by Marsha Dowell
Why did Jesus frequently present opposing ideas like these: “You have heard that it was said, an eye for an eye, and a tooth for a tooth, but I say to you…if someone strikes you on the right cheek, turn to him the other” (Matt. 5:38-39), and, “You have heard that it was said, love your neighbor and hate your enemy, but I say to you, love your enemies and pray for those who persecute you” (Matt. 5:43-44)?
Jesus does this quite often. Was He a rebel, trying to change what people usually accept as normal?
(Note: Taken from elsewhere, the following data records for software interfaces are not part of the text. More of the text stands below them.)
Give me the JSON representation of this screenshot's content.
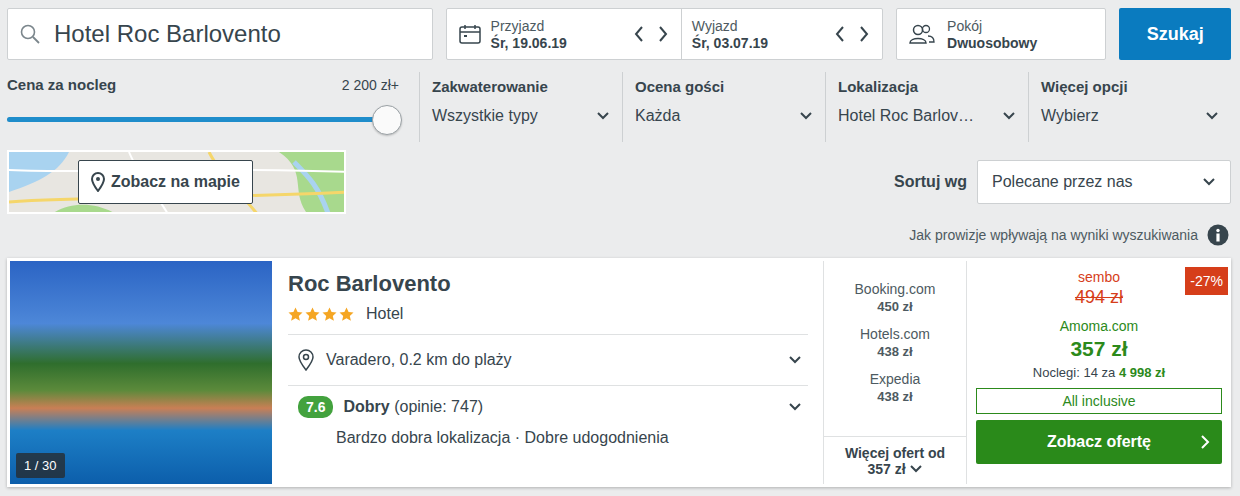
{
  "search": {
    "value": "Hotel Roc Barlovento"
  },
  "dates": [
    {
      "label": "Przyjazd",
      "value": "Śr, 19.06.19"
    },
    {
      "label": "Wyjazd",
      "value": "Śr, 03.07.19"
    }
  ],
  "room": {
    "label": "Pokój",
    "value": "Dwuosobowy"
  },
  "search_button": "Szukaj",
  "filters": {
    "price": {
      "label": "Cena za nocleg",
      "reading": "2 200 zł+",
      "level": 1
    },
    "dropdowns": [
      {
        "label": "Zakwaterowanie",
        "value": "Wszystkie typy"
      },
      {
        "label": "Ocena gości",
        "value": "Każda"
      },
      {
        "label": "Lokalizacja",
        "value": "Hotel Roc Barlov…"
      },
      {
        "label": "Więcej opcji",
        "value": "Wybierz"
      }
    ]
  },
  "map_button": "Zobacz na mapie",
  "sort": {
    "label": "Sortuj wg",
    "value": "Polecane przez nas"
  },
  "commission_note": "Jak prowizje wpływają na wyniki wyszukiwania",
  "hotel": {
    "name": "Roc Barlovento",
    "stars": 4,
    "type": "Hotel",
    "photo_counter": "1 / 30",
    "location": "Varadero, 0.2 km do plaży",
    "rating": {
      "score": "7.6",
      "label": "Dobry",
      "reviews": "(opinie: 747)"
    },
    "highlights": "Bardzo dobra lokalizacja · Dobre udogodnienia",
    "offers": [
      {
        "site": "Booking.com",
        "price": "450 zł"
      },
      {
        "site": "Hotels.com",
        "price": "438 zł"
      },
      {
        "site": "Expedia",
        "price": "438 zł"
      }
    ],
    "more_offers": {
      "label": "Więcej ofert od",
      "price": "357 zł"
    },
    "deal": {
      "old_site": "sembo",
      "old_price": "494 zł",
      "discount": "-27%",
      "site": "Amoma.com",
      "price": "357 zł",
      "nights": "Noclegi: 14 za",
      "total": "4 998 zł",
      "board": "All inclusive",
      "button": "Zobacz ofertę"
    }
  }
}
Trying to stir things up?
His apostles were brought up short by this one: “If anyone would be first, he must be last of all and servant of all” (Mark 9: 35). It is understandable to respond, “This makes no sense!”
Nicodemus was incredulous when Jesus told him: “Unless one is born again, he cannot enter the kingdom of God” (John 3:3). And the crowds laughed at Jesus for saying: “Why do you weep? The child is not dead but sleeping” (Mark 5:39).
I believe that the goal of Jesus’ teaching was to demonstrate the proper perspective on life and on this world. Jesus alone has been in Heaven as a spiritual being, and has been on earth as a physical being. He alone sees simultaneously from God’s perspective and man’s view (Philippians 2).
Remember the saying that there are two sides to every story? There are two perspectives to your life story: man’s flawed view and God’s perspective, which is, in fact, reality: “For my thoughts are not your thoughts, neither are your ways my ways, says the Lord” (Isa. 55:8).
Jesus’ teachings are meant to help His followers live life through God’s perspective. When Jesus healed the blind man in John 9, everyone’s perspective was that the man was born blind due to his sin. Jesus taught them God’s perspective: “It was not that this man sinned, or his parents, but that the works of God might be made manifest in him” (Verse 3).
Today, His Words are there for us when we face life’s tragedies, when there are no words that we can say to bring comfort. As we try to reason, make sense, or justify what has happened, we cannot see the whole story, but God does. Jesus’ teachings give us insight into God’s perspective, which is quite the opposite of man’s view.
Consider these two verses: “In the world you will have tribulation, but be of good cheer, I have overcome the world” (John 16:33), and “Blessed are you when men revile you and persecute you and utter all kinds of evil against you falsely on my account” (Matt. 5:11).
When life turns upside down, or when you are confused with the path that life is taking, or when you wonder if it has happened to you so “that the works of God might be made manifest,” sit in silence with God and try to see things from His perspective. Meditate on Jesus’ words, on the entire Word of God. And trust God when you can see no further: “For the wisdom of the world is foolishness with God” (I Cor. 3:19).
The answers are there with God.